Andres and Udi are having a discussion about disconnected applications that has overflowed into the topic of service oriented architecture.
"Now, we need to send those changes to the server, together, because I want them executed in a single transaction. I cannot have a service called 'ModifyOrderCustomerInformation', another 'AddALineToOrder' and 'DeleteLineFromOrder'. I need an 'UpdateOrder' service. You can use a diffgram to do it, or you could build your own change-serialization mechanism.
So, I really don't see how you can build an application the way he suggests. It's very nice from the 'service' point of view, but it's very difficult from the client point of view. The only way I see is to map the UI to the service interface, so the user can 'Change Address' or 'Update Marital Status' as different operations in the UI layer, but I can't let the user 'Modify the Customer'. It's a lot of work, and I seriously doubt that the users will like it." 
Here's the thing: if you application is a smart client application and it can work disconnected, then you probably want to be using a service oriented architecture.

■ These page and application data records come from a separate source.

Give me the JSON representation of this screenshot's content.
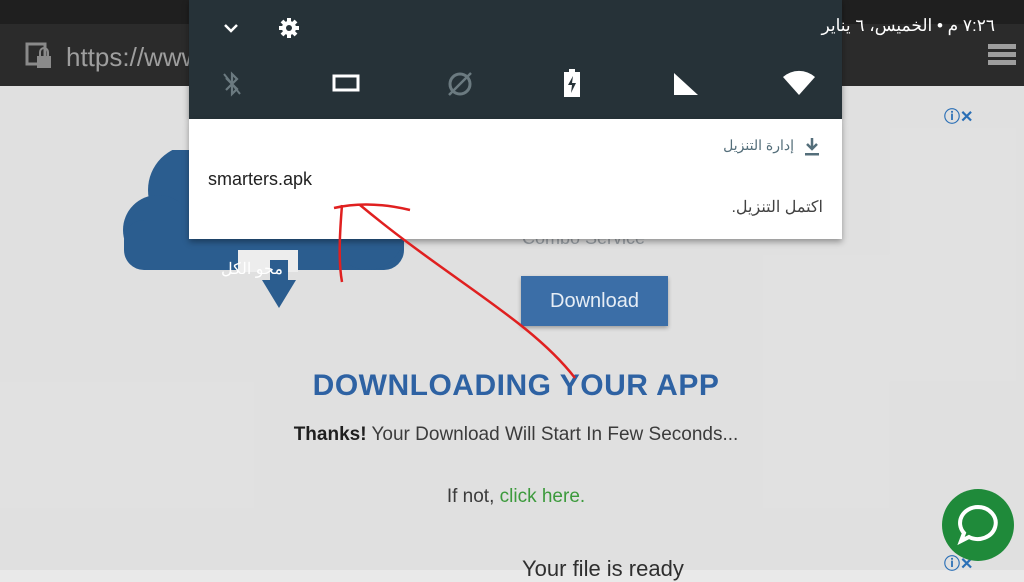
{
  "browser": {
    "url_text": "https://www"
  },
  "page": {
    "cloud_label": "محو الكل",
    "combo_text": "Combo Service",
    "download_button": "Download",
    "heading": "DOWNLOADING YOUR APP",
    "thanks_bold": "Thanks!",
    "thanks_rest": " Your Download Will Start In Few Seconds...",
    "ifnot_prefix": "If not, ",
    "ifnot_link": "click here.",
    "file_ready": "Your file is ready",
    "ad_info": "ⓘ✕"
  },
  "shade": {
    "datetime": "٧:٢٦ م • الخميس، ٦ يناير",
    "quick_settings": [
      "bluetooth-icon",
      "screen-cast-icon",
      "data-saver-icon",
      "battery-saver-icon",
      "signal-icon",
      "wifi-icon"
    ]
  },
  "notification": {
    "app_name": "إدارة التنزيل",
    "title": "smarters.apk",
    "status": "اكتمل التنزيل."
  },
  "colors": {
    "shade_bg": "#263238",
    "brand_blue": "#2e62a3",
    "link_green": "#3c9a3c",
    "annotation_red": "#e02020"
  }
}
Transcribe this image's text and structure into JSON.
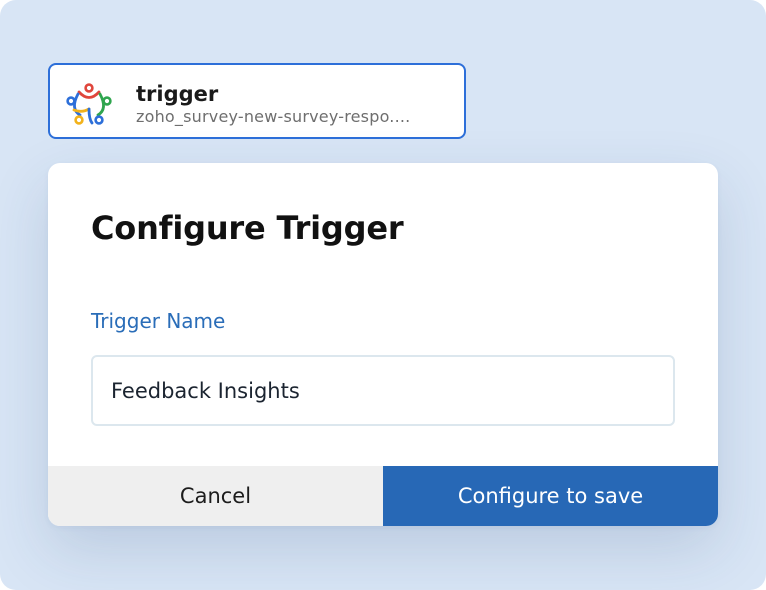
{
  "trigger_card": {
    "logo_icon": "zoho-survey-logo-icon",
    "title": "trigger",
    "subtitle": "zoho_survey-new-survey-respo...."
  },
  "modal": {
    "title": "Configure Trigger",
    "field": {
      "label": "Trigger Name",
      "value": "Feedback Insights"
    },
    "buttons": {
      "cancel_label": "Cancel",
      "save_label": "Configure to save"
    }
  },
  "colors": {
    "background": "#d8e5f5",
    "card_border": "#2d6fd9",
    "label_blue": "#2a6db8",
    "primary_button": "#2768b6",
    "cancel_button": "#efefef",
    "logo_red": "#e0463c",
    "logo_blue": "#2d6fd9",
    "logo_green": "#2fa54e",
    "logo_yellow": "#f2b21b"
  }
}
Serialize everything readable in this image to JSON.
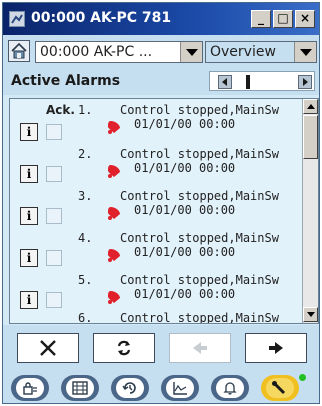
{
  "window": {
    "title": "00:000 AK-PC 781"
  },
  "titlebar_buttons": {
    "minimize": "_",
    "maximize": "□",
    "close": "×"
  },
  "toolbar": {
    "device_select": {
      "value": "00:000 AK-PC ..."
    },
    "view_select": {
      "value": "Overview"
    }
  },
  "header": {
    "title": "Active Alarms"
  },
  "list": {
    "ack_header": "Ack.",
    "rows": [
      {
        "number": "1.",
        "message": "Control stopped,MainSw",
        "date": "01/01/00 00:00",
        "info_label": "i"
      },
      {
        "number": "2.",
        "message": "Control stopped,MainSw",
        "date": "01/01/00 00:00",
        "info_label": "i"
      },
      {
        "number": "3.",
        "message": "Control stopped,MainSw",
        "date": "01/01/00 00:00",
        "info_label": "i"
      },
      {
        "number": "4.",
        "message": "Control stopped,MainSw",
        "date": "01/01/00 00:00",
        "info_label": "i"
      },
      {
        "number": "5.",
        "message": "Control stopped,MainSw",
        "date": "01/01/00 00:00",
        "info_label": "i"
      },
      {
        "number": "6.",
        "message": "Control stopped,MainSw",
        "date": "",
        "info_label": ""
      }
    ]
  },
  "actions": [
    {
      "icon": "x-icon"
    },
    {
      "icon": "refresh-icon"
    },
    {
      "icon": "arrow-left-icon",
      "disabled": true
    },
    {
      "icon": "arrow-right-icon"
    }
  ],
  "bottom_nav": [
    {
      "icon": "lock-icon"
    },
    {
      "icon": "grid-icon"
    },
    {
      "icon": "history-icon"
    },
    {
      "icon": "graph-icon"
    },
    {
      "icon": "bell-icon"
    },
    {
      "icon": "wrench-icon",
      "active": true
    }
  ],
  "colors": {
    "title_bar": "#0a246a",
    "panel": "#c6dff0",
    "list_bg": "#e2f2fb",
    "alarm": "#e0202a",
    "active_tab": "#f0c020",
    "nav_tab": "#4a6688",
    "status_ok": "#22c022"
  }
}
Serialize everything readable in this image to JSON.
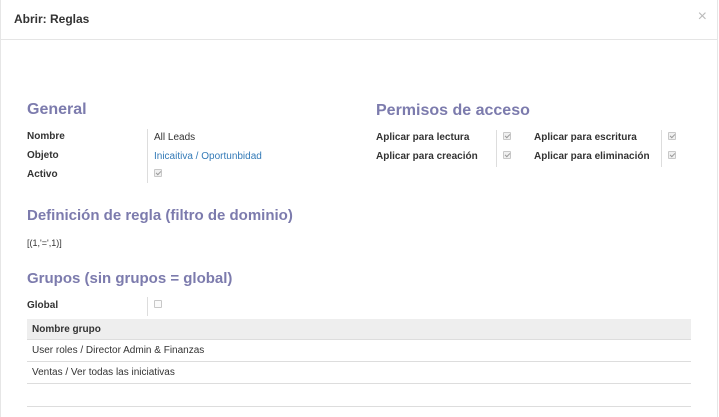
{
  "dialog": {
    "title": "Abrir: Reglas",
    "close_glyph": "×"
  },
  "general": {
    "title": "General",
    "fields": {
      "name_label": "Nombre",
      "name_value": "All Leads",
      "object_label": "Objeto",
      "object_value": "Inicaitiva / Oportunbidad",
      "active_label": "Activo",
      "active_checked": true
    }
  },
  "permissions": {
    "title": "Permisos de acceso",
    "read_label": "Aplicar para lectura",
    "read_checked": true,
    "create_label": "Aplicar para creación",
    "create_checked": true,
    "write_label": "Aplicar para escritura",
    "write_checked": true,
    "unlink_label": "Aplicar para eliminación",
    "unlink_checked": true
  },
  "domain": {
    "title": "Definición de regla (filtro de dominio)",
    "value": "[(1,'=',1)]"
  },
  "groups": {
    "title": "Grupos (sin grupos = global)",
    "global_label": "Global",
    "global_checked": false,
    "column_header": "Nombre grupo",
    "rows": [
      "User roles / Director Admin & Finanzas",
      "Ventas / Ver todas las iniciativas"
    ]
  },
  "colors": {
    "section_title": "#7c7bad",
    "link": "#337ab7"
  }
}
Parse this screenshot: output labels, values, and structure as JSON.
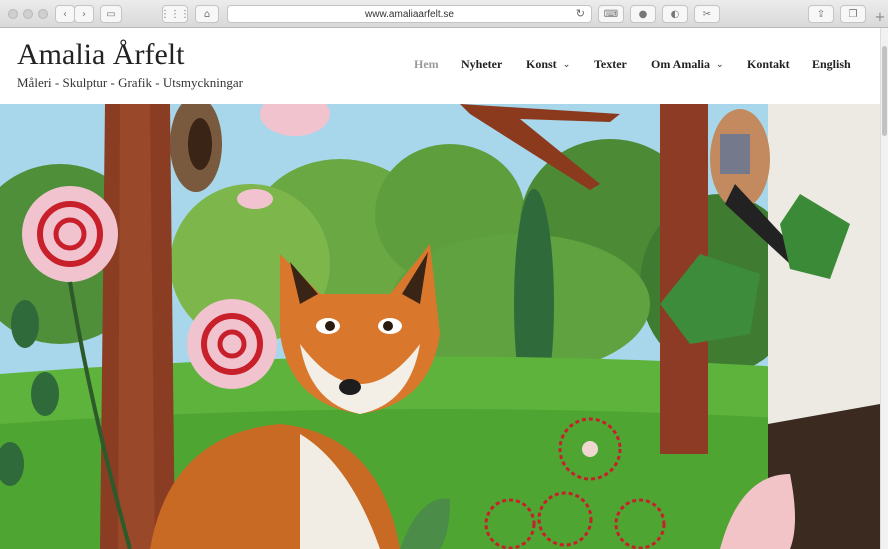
{
  "browser": {
    "url": "www.amaliaarfelt.se"
  },
  "site": {
    "title": "Amalia Årfelt",
    "tagline": "Måleri - Skulptur - Grafik - Utsmyckningar"
  },
  "nav": [
    {
      "label": "Hem",
      "active": true
    },
    {
      "label": "Nyheter"
    },
    {
      "label": "Konst",
      "dropdown": true
    },
    {
      "label": "Texter"
    },
    {
      "label": "Om Amalia",
      "dropdown": true
    },
    {
      "label": "Kontakt"
    },
    {
      "label": "English"
    }
  ],
  "colors": {
    "nav_active": "#9a9a9a",
    "text": "#222222",
    "sky": "#9fd0e6",
    "grass": "#5bb13a",
    "fox": "#d9782c",
    "rose": "#c8202a"
  }
}
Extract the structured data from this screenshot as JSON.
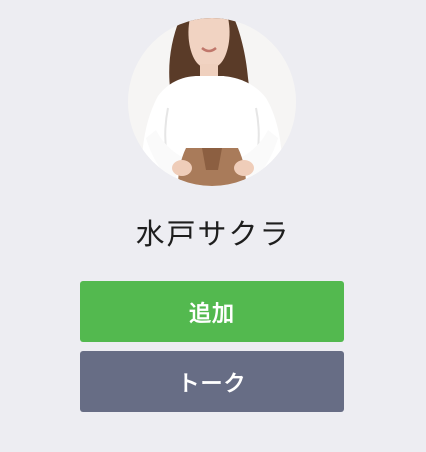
{
  "profile": {
    "display_name": "水戸サクラ",
    "avatar": "profile-photo"
  },
  "actions": {
    "add_label": "追加",
    "talk_label": "トーク"
  },
  "colors": {
    "background": "#EDEDF2",
    "add_button": "#53B94F",
    "talk_button": "#676D85",
    "button_text": "#FFFFFF"
  }
}
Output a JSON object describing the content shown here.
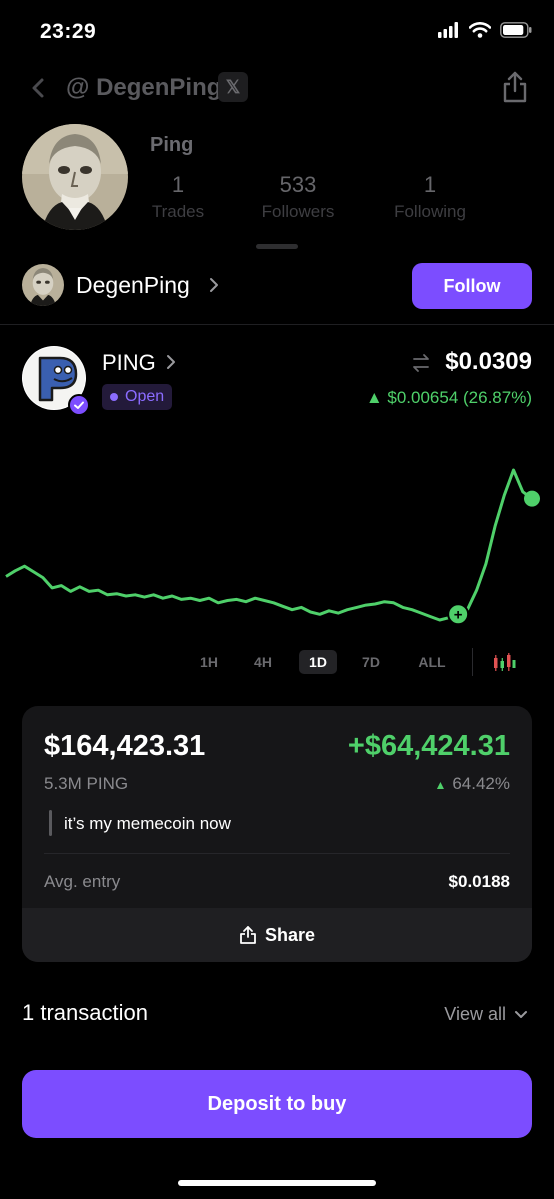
{
  "status_bar": {
    "time": "23:29",
    "battery_level": 0.9
  },
  "header": {
    "handle": "@ DegenPing",
    "x_badge": "𝕏"
  },
  "profile": {
    "name": "Ping",
    "stats": [
      {
        "value": "1",
        "label": "Trades"
      },
      {
        "value": "533",
        "label": "Followers"
      },
      {
        "value": "1",
        "label": "Following"
      }
    ]
  },
  "user_row": {
    "username": "DegenPing",
    "follow_label": "Follow"
  },
  "token": {
    "symbol": "PING",
    "status": "Open",
    "price": "$0.0309",
    "change": "▲ $0.00654 (26.87%)"
  },
  "chart_data": {
    "type": "line",
    "series": [
      {
        "values": [
          0.0241,
          0.0246,
          0.025,
          0.0245,
          0.024,
          0.0231,
          0.0233,
          0.0228,
          0.0232,
          0.0228,
          0.0229,
          0.0225,
          0.0226,
          0.0224,
          0.0225,
          0.0223,
          0.0225,
          0.0222,
          0.0224,
          0.0221,
          0.0222,
          0.022,
          0.0222,
          0.0218,
          0.022,
          0.0221,
          0.0219,
          0.0222,
          0.022,
          0.0218,
          0.0215,
          0.0212,
          0.0214,
          0.021,
          0.0208,
          0.0211,
          0.0209,
          0.0212,
          0.0214,
          0.0216,
          0.0217,
          0.0219,
          0.0218,
          0.0214,
          0.0212,
          0.0209,
          0.0206,
          0.0203,
          0.0205,
          0.0208,
          0.0212,
          0.0229,
          0.0252,
          0.0285,
          0.0312,
          0.0334,
          0.0315,
          0.0309
        ],
        "color": "#4fd06a"
      }
    ],
    "markers": [
      {
        "type": "buy",
        "label": "+",
        "index": 49
      }
    ],
    "grid": false,
    "legend": false
  },
  "time_ranges": [
    {
      "label": "1H",
      "active": false
    },
    {
      "label": "4H",
      "active": false
    },
    {
      "label": "1D",
      "active": true
    },
    {
      "label": "7D",
      "active": false
    },
    {
      "label": "ALL",
      "active": false
    }
  ],
  "position": {
    "value": "$164,423.31",
    "pnl": "+$64,424.31",
    "quantity": "5.3M PING",
    "pnl_pct": "64.42%",
    "note": "it’s my memecoin now",
    "avg_entry_label": "Avg. entry",
    "avg_entry_value": "$0.0188",
    "share_label": "Share"
  },
  "transactions": {
    "title": "1 transaction",
    "view_all": "View all"
  },
  "deposit_label": "Deposit to buy",
  "colors": {
    "accent": "#7c4dff",
    "positive": "#4fd06a",
    "background": "#000000",
    "card": "#161618"
  }
}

Andres rightly points out that you don't want 5 different methods for updating an order. Although you technically could do it that way, you probably don't want to be ignoring the transactional context of the conversation or locking tables for significant time periods.
The bottom line is that service oriented architecture is a very different model. When designing your service, you have to look at the tasks that are being performed, not the DB operations. In a traditional application, you might have CreateCustomer, CreateOrder and CreateLineItem methods. Your shopping card would call those three methods and wrap the thing in a transaction and everything works as expected. However, the service oriented approach asks the question, "What is the task that is being performed?" Although technically the user is creating an order and line items and a record for themselves, that is not the task they are performing. The task they are performing is placing an order. So, your service oriented architecture would have a single message called "PlaceOrder" which contains all the information required to place an order. That method returns to the user information regarding whether the order was placed succesfully, not whether each line item was created.
Now, what happens if you want to modify that order? The question I would ask first is, "Why would you do that?" Who is going to be modifying the order? Probably not the user, since they can't modify their own order after it is placed. Maybe a customer service person needs to correct some information such as the shipping address. In that case, we provide a service called "CorrectShippingAddress," not a service called "UpdateShippingAddress." Why? Because the task is correcting a shipping address. The DB operation that happens might be an update, but that's not the task. Is this more work? Slightly. The backend will still have all the update methods you are used to using, so you're not writing a bunch of extra code in the DB. However, this approach is far more powerful. One reason why is that now you have an operation defined and you can control everything about that operation. You know when the call comes in through that method that you have a customer service rep trying to update an order and can build in logic based off of that. A generic update method might have 5-6 different uses, which all contain different conditions for whether or not the operation is valid.
Additionally, this type of service oriented operation allows you to only expose the properties of your data that this specific operation uses. This makes your service a lot easier for 3rd parties to deal with. They know exactly what they need to pass in to your service instead of having 20 fields from your entity, only 5 of which they actually use for this operation.
So, I have to disagree with Andres and agree with Udi. It actually isn't a lot more work. It takes a bit more thinking and planning at the service tier, but your data tier won't look any different than it always has. If your development team has more than 1 person, the UI tier should actually be easier to code, since less knowledge is required of the internals of your application and the calls will end up looking a lot like the forms they are creating. Of course, this all assumes that you actually code your UI tier, instead of just binding everything to grids. If you just databind everything to some 3rd party super grid control, then this will complicate things... but hopefully you put a bit more thought into your UI instead of just slapping it together with the latest snazzy grid.